Can it replace motion sensors?

Yes…probably. Replacing motion sensors with FIND has the added benefit of automatically providing user information as well as the position/time information. The main disadvantage is that there is time delay of 1-5 seconds to register, so timing applications are not as good. It is possible to increase the scan speed to accomplish better timing applications but it will drain the life of the battery faster.

Does it use a Wi-Fi location database?

No. There is no dependency on external resources like Wi-Fi location databases. However, these type of databases can add additional information that might be worthwhile to explore to also integrate into FIND.

Do I need to be on Wifi to submit fingerprints?

Yes, unless you have a data connection. You also need to have Wifi enabled, otherwise you have no way of scanning wifi!

Can I run the server at home on the LAN connection?

Yes. You can setup your own server to host locally. Setting up your server can be done by building the program yourself or simply downloading the latest prebuilt version for you OS.

Can I track myself on a map?

Not yet. This is something we would like to implement and we are working on. There is more information about our longterm roadmap here.

Can I use an Android?

Yes. All Android devices are supported. You can download the app from Google Play or use the source code to build the app yourself.

What is the minimum distance that can be resolved?

It depends. This system harnesses the available WiFi routers. If you have very few WiFi routers in the vicinity (i.e. <3 in 50 meters) then your resolution will suffer. Otherwise, you can typically get less than 10 square feet in location resolution.

Can you run the server on a Raspberry Pi?

Yes. Its been tested and runs great on a Raspberry Pi model B+, and model 3. Also, all the releases include a ARM release for running on a Raspberry pi.

Is there a good minimum time to leave the app to train a location?

I think 5 - 10 minutes is plenty.

Can it pick up locations between floors?

Yes. Yes it will pick up floors no problem. Floors tend to attenuate the signal, so there is a noticeable difference when you are in the same position, but on different floors. For example, check this out this graphic. Location x54 and location x49 are exactly the same place, but different floors, in a library. The blue signals are much more attenuated in x49 than x54 and thus are distinguished.

What is a good amount of time to train a location?
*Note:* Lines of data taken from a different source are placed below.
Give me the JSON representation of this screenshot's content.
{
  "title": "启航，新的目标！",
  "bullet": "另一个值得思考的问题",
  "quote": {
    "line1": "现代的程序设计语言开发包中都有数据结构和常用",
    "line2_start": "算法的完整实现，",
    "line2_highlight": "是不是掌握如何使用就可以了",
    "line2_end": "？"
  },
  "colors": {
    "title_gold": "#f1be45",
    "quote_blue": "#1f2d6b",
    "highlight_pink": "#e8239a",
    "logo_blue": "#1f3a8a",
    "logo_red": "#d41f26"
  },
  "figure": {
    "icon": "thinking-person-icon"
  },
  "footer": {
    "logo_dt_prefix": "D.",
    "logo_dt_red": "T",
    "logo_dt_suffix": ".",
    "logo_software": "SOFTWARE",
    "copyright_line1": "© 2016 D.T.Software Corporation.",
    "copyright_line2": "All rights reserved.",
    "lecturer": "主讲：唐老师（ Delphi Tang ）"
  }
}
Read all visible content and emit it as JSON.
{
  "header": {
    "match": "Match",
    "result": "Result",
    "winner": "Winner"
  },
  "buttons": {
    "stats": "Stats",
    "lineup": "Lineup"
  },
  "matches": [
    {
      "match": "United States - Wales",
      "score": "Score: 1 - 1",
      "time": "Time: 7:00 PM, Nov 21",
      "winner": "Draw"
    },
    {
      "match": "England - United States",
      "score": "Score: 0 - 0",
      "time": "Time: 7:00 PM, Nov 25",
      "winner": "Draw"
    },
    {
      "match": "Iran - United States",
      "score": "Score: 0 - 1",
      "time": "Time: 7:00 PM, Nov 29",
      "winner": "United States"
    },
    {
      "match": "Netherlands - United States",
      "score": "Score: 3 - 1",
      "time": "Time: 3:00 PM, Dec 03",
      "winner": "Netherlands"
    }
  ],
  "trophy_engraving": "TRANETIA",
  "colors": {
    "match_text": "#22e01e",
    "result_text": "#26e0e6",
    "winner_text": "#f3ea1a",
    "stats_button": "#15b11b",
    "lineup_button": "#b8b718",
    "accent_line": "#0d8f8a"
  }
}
2 to 5 minutes. Optimally you want to send ~100 pieces of information to the server. It transmits about 20 per minute, so you should give it some time to train well.

Can I help develop?

Yes! We host our code on Github and will accept Pull requests and Feature requests.

Does it work with home-assistant.io?

Yes. See here for the discussion on how to use it with home-assistant.io.